Executive Viewpoint 2017 Prediction: Catchpoint Systems – Growth in Third Parties is Forcing APM to Evolve
In 2017, we predict the disciple of Application Performance Management (APM), as we know it, will evolve to Digital Experience Monitoring. Key components of this evolution will be the ability to ingest and analyze data on all the various factors impacting the digital experience, and quickly identify and fix the root causes of poor performance, ideally before end users are impacted.
As our reliance on external systems increases, so do consumers’ expectations for the performance (speed and reliability) of their digital experiences. Whether it’s a smartphone app, a mobile or desktop website, or a newer Internet of Things-connected appliance, end users’ patience for slow, sluggish, or even unavailable interactions has grown continually shorter. In the ecommerce field, for example, a recent Harris poll survey shows that 76 percent of respondents tend to avoid shopping at poorly performing sites and apps after having just one bad experience.
To meet these expectations, IT architects and developers often turn to third-party vendors to optimize their service delivery. Software features and modifications can be outsourced to avoid having to develop them in-house, while IaaS vendors, including cloud service providers and content delivery networks (CDNs), provide the ability to scale quickly, bridging the geographic distance between data centers and far-away customers.
However, all external third-party services represent a double-edged sword in attempts to provide the best quality performance. For every third party you engage, you’re also adding another potential obstacle to great user experiences. According to an EMA survey of IT professionals, 77 percent of respondents rank the ability to troubleshoot and analyze root causes of application performance problems down to the platform level as one of their highest concerns.
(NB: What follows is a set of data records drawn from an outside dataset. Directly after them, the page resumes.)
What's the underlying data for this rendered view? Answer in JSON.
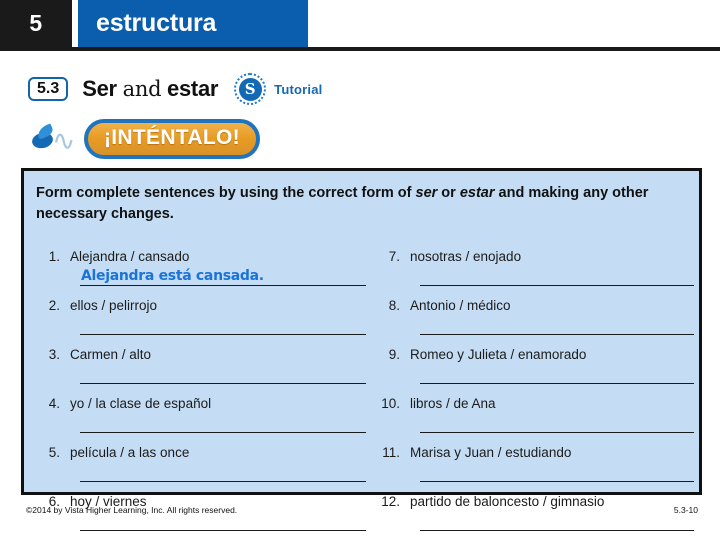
{
  "header": {
    "chapter_number": "5",
    "section_name": "estructura"
  },
  "lesson": {
    "number_badge": "5.3",
    "title_part1": "Ser",
    "title_joiner": "and",
    "title_part2": "estar",
    "tutorial_icon_letter": "S",
    "tutorial_label": "Tutorial"
  },
  "banner": {
    "label": "¡INTÉNTALO!"
  },
  "activity": {
    "instructions_part1": "Form complete sentences by using the correct form of ",
    "instructions_italic1": "ser",
    "instructions_part2": " or ",
    "instructions_italic2": "estar",
    "instructions_part3": " and making any other necessary changes.",
    "left_items": [
      {
        "num": "1.",
        "cue": "Alejandra / cansado",
        "answer": "Alejandra está cansada."
      },
      {
        "num": "2.",
        "cue": "ellos / pelirrojo",
        "answer": ""
      },
      {
        "num": "3.",
        "cue": "Carmen / alto",
        "answer": ""
      },
      {
        "num": "4.",
        "cue": "yo / la clase de español",
        "answer": ""
      },
      {
        "num": "5.",
        "cue": "película / a las once",
        "answer": ""
      },
      {
        "num": "6.",
        "cue": "hoy / viernes",
        "answer": ""
      }
    ],
    "right_items": [
      {
        "num": "7.",
        "cue": "nosotras / enojado",
        "answer": ""
      },
      {
        "num": "8.",
        "cue": "Antonio / médico",
        "answer": ""
      },
      {
        "num": "9.",
        "cue": "Romeo y Julieta / enamorado",
        "answer": ""
      },
      {
        "num": "10.",
        "cue": "libros / de Ana",
        "answer": ""
      },
      {
        "num": "11.",
        "cue": "Marisa y Juan / estudiando",
        "answer": ""
      },
      {
        "num": "12.",
        "cue": "partido de baloncesto / gimnasio",
        "answer": ""
      }
    ]
  },
  "footer": {
    "copyright": "©2014 by Vista Higher Learning, Inc. All rights reserved.",
    "page_ref": "5.3-10"
  },
  "colors": {
    "brand_blue": "#0b5eae",
    "panel_fill": "#c5ddf4",
    "answer_blue": "#1a74d8",
    "banner_gold": "#e89a22",
    "header_black": "#1a1a1a"
  }
}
They also said that the inability to directly see the performance data of cloud service providers and other third-party vendors presents a significant hindrance to ensuring excellent performance.
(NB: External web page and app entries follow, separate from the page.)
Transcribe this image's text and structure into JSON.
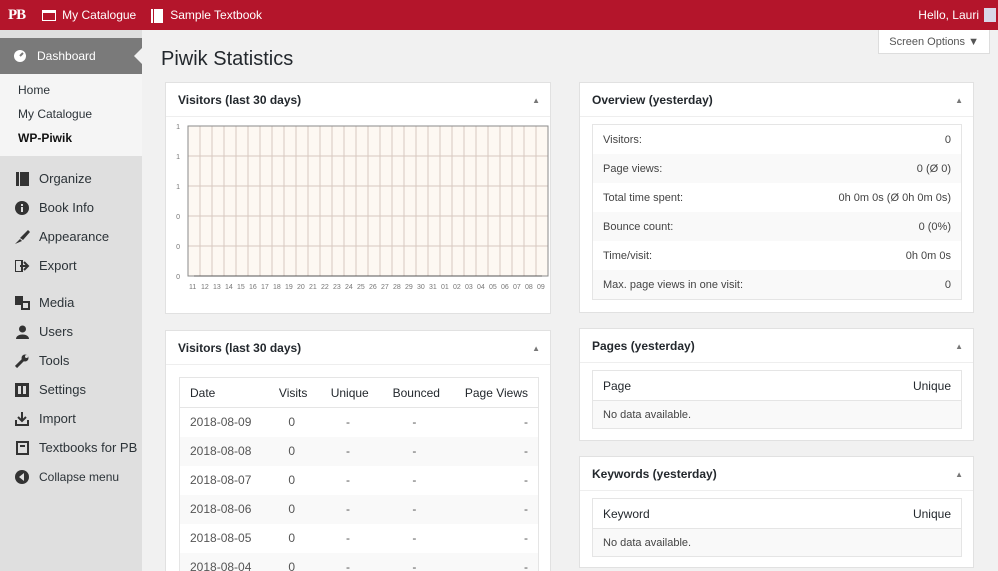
{
  "adminbar": {
    "logo": "PB",
    "catalogue": "My Catalogue",
    "book": "Sample Textbook",
    "greeting": "Hello, Lauri"
  },
  "sidebar": {
    "current": "Dashboard",
    "submenu": [
      "Home",
      "My Catalogue",
      "WP-Piwik"
    ],
    "items": [
      {
        "label": "Organize",
        "icon": "organize-icon"
      },
      {
        "label": "Book Info",
        "icon": "info-icon"
      },
      {
        "label": "Appearance",
        "icon": "appearance-icon"
      },
      {
        "label": "Export",
        "icon": "export-icon"
      },
      {
        "label": "Media",
        "icon": "media-icon"
      },
      {
        "label": "Users",
        "icon": "users-icon"
      },
      {
        "label": "Tools",
        "icon": "tools-icon"
      },
      {
        "label": "Settings",
        "icon": "settings-icon"
      },
      {
        "label": "Import",
        "icon": "import-icon"
      },
      {
        "label": "Textbooks for PB",
        "icon": "textbooks-icon"
      },
      {
        "label": "Collapse menu",
        "icon": "collapse-icon"
      }
    ]
  },
  "page": {
    "title": "Piwik Statistics",
    "screen_options": "Screen Options ▼"
  },
  "chart_box": {
    "title": "Visitors (last 30 days)"
  },
  "chart_data": {
    "type": "line",
    "x": [
      "11",
      "12",
      "13",
      "14",
      "15",
      "16",
      "17",
      "18",
      "19",
      "20",
      "21",
      "22",
      "23",
      "24",
      "25",
      "26",
      "27",
      "28",
      "29",
      "30",
      "31",
      "01",
      "02",
      "03",
      "04",
      "05",
      "06",
      "07",
      "08",
      "09"
    ],
    "series": [
      {
        "values": [
          0,
          0,
          0,
          0,
          0,
          0,
          0,
          0,
          0,
          0,
          0,
          0,
          0,
          0,
          0,
          0,
          0,
          0,
          0,
          0,
          0,
          0,
          0,
          0,
          0,
          0,
          0,
          0,
          0,
          0
        ]
      }
    ],
    "ytick_labels": [
      "1",
      "1",
      "1",
      "0",
      "0",
      "0"
    ],
    "ylim": [
      0,
      1
    ],
    "grid": true
  },
  "table_box": {
    "title": "Visitors (last 30 days)",
    "columns": [
      "Date",
      "Visits",
      "Unique",
      "Bounced",
      "Page Views"
    ],
    "rows": [
      [
        "2018-08-09",
        "0",
        "-",
        "-",
        "-"
      ],
      [
        "2018-08-08",
        "0",
        "-",
        "-",
        "-"
      ],
      [
        "2018-08-07",
        "0",
        "-",
        "-",
        "-"
      ],
      [
        "2018-08-06",
        "0",
        "-",
        "-",
        "-"
      ],
      [
        "2018-08-05",
        "0",
        "-",
        "-",
        "-"
      ],
      [
        "2018-08-04",
        "0",
        "-",
        "-",
        "-"
      ]
    ]
  },
  "overview": {
    "title": "Overview (yesterday)",
    "rows": [
      {
        "label": "Visitors:",
        "value": "0"
      },
      {
        "label": "Page views:",
        "value": "0 (Ø 0)"
      },
      {
        "label": "Total time spent:",
        "value": "0h 0m 0s (Ø 0h 0m 0s)"
      },
      {
        "label": "Bounce count:",
        "value": "0 (0%)"
      },
      {
        "label": "Time/visit:",
        "value": "0h 0m 0s"
      },
      {
        "label": "Max. page views in one visit:",
        "value": "0"
      }
    ]
  },
  "pages": {
    "title": "Pages (yesterday)",
    "col1": "Page",
    "col2": "Unique",
    "empty": "No data available."
  },
  "keywords": {
    "title": "Keywords (yesterday)",
    "col1": "Keyword",
    "col2": "Unique",
    "empty": "No data available."
  },
  "colors": {
    "adminbar": "#b4152b",
    "sidebar": "#dfdfdf",
    "chart_bg": "#fdf8f2",
    "chart_grid": "#d8c8c0"
  }
}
We saw the pitfalls of third-party services once again this year during the holiday shopping rush on Black Friday and Cyber Monday, as major retailers including Walmart, Newegg, and Williams-Sonoma all experienced performance problems directly attributable to malfunctioning third-party software features on their sites.
The complexity that these third parties add to our architecture will only grow, as the tools needed to meet growing consumer expectations are becoming increasingly specialized. This means the ability to house all those services within one organization is exclusive to tech giants like Google, Apple, and Facebook; the rest of us will have to outsource. This leaves us in a bit of a bind. Forgoing those third-party services would simplify our architecture and give us a clearer view into the performance of our online systems, but we would lose the performance-boosting impact these services can provide, if they are properly managed.
What’s needed is a better way to monitor the performance of those systems and get a clear view of the customer’s experience. To do that, organizations will increasingly need digital experience monitoring tools that provide insight not only into one’s own systems and infrastructure, but those of outside vendors and potential vendors as well. A thorough vetting of any third-party service is needed before it can be deployed, and constant monitoring is needed thereafter to ensure they are meeting their SLA specifications.
However, collecting data is only half the battle when it comes to pinpointing and troubleshooting performance issues. A deluge of data that must be painstakingly analyzed is often just as bad as a lack of data. If the digital experience monitoring tool you deploy provides actionable data and the ability to filter out the noise, this can save IT operations teams countless hours of lost productivity searching for problems, as well as protect against revenue losses resulting from poor performance.
In summary, the complexity that IT teams currently face will only grow as digital systems – and consumers’ reliance on them – expand. Against this backdrop, traditional APM solutions will need to evolve significantly – extending well beyond monitoring customer or end-user interactions with discrete websites and applications. They will need to address the digital experience more comprehensively – ingesting and analyzing vast amounts of website component- and platform-specific performance data to determine how each of the various “pieces” impact performance as a whole, and pinpoint the root cause of issues, quickly and seamlessly. This will be the key to companies taking better advantage of the various third-party resources at their disposal, delivering exceptionally fast and reliable digital experiences while minimizing risk.